Thank heavens for the natural world though, it has been an excellent year for wildlife watching and has kept me sane and kept me going. The highlight has been 6 (or 7 or 8) British lifers - excellent views of Franklins gull, lesser grey shrike, desert wheatear and Hudsonian whimbrel and not so good views of great shearwater and yellow legged gull; misty views of Dalmation pelican which may or may not been deemed a wild bird but which did the decent thing and disappeared in the late autumn; and Eastern black redstart, a sub species of black redstart but which may become a full species.
Other bird highlights include cattle egret, glossy ibis, lesser scaup, great white egret, green winged teal, yellow browed warbler, woodlark, Jack snipe, great grey shrike, red backed shrike, Balearic shearwater, twite and snow bunting.

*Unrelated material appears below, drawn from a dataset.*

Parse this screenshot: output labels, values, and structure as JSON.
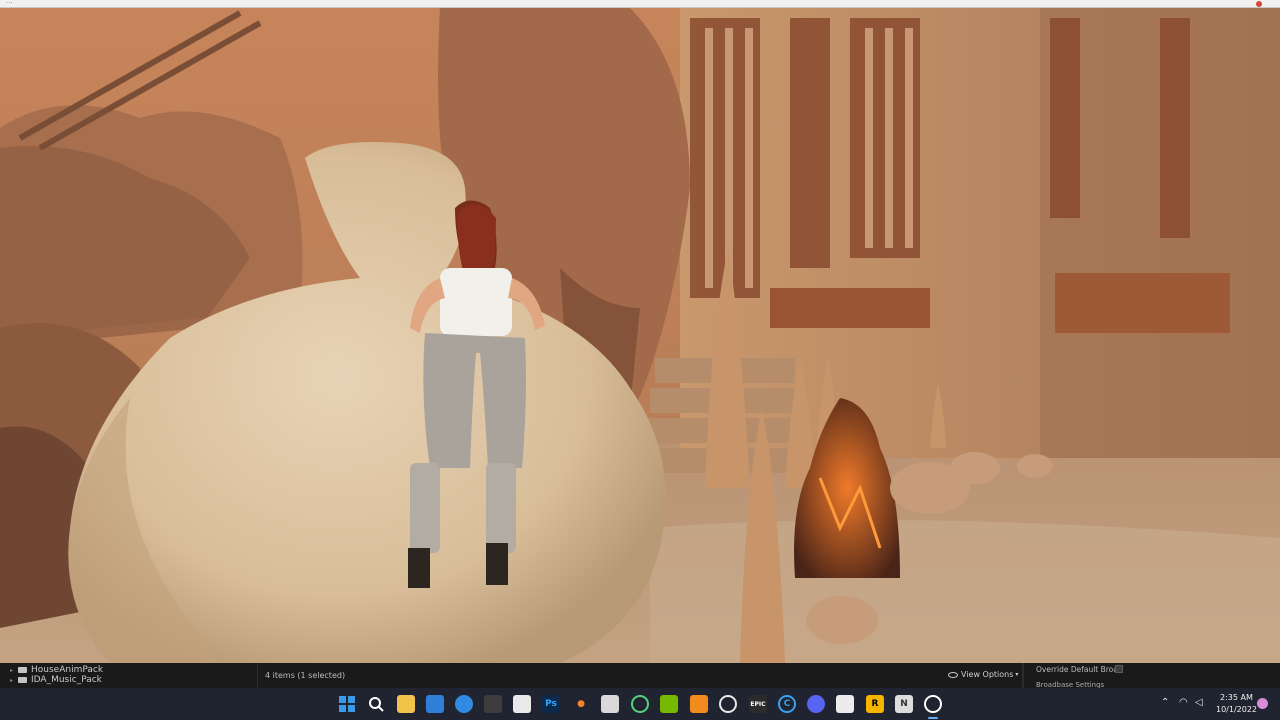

My year list is on 192, quite a surprise as I haven't been chasing a year list this year - this includes the potentially wild Dalmation pelican but not barnacle goose (I have such a block with this species, a common feral bird but I have never knowingly seen a genuine wildbird) and not long tailed duck (99.9% sure I saw one at Dawlish Warren but distant and heat hazy views and I couldn't refind it). It also includes grasshopper warbler and nightjar, birds I heard but did not see, but not sub-species - pale bellied brent goose, Eastern black redstart and white wagtail.
Despite the poor weather at times and noticeably low numbers of common species it was a good year for butterflies with more species seen this year than last year. Four new species were seen - Adonis blue, small blue, Glanville fritillary and wood white - and good views were had of some scarce species - marsh fritillary, small pearl bordered fritillary, high brown fritillary, grayling, brown argus, clouded yellow and silver studded blue.
Mothing was not so good due to the often poor weather and working mostly early shifts but I managed to see most of my favourite moths with an eyed hawkmoth being a nice find in the back yard.
Lesser butterfly orchid, common dolphin, harbour porpoise, hare, my first ever live badger in the New Forest and harbour seal were also highlights as was the trip to Lundy and the Penzance pelagic. Trips to the USA and Canada and Croatia and Slovenia provided some interesting wildlife sightings too.
And so to 2017 - what will it bring? I hope work and family issues will improve but I think that is unlikely, hopefully after this years difficulties I will be better able to deal with what life will throw at me. I still have my wildlife though and I have plans for pelagic trips, butterfly trips and bird life ticks along with saving up to buy a Swarovski telescope - Happy New Year!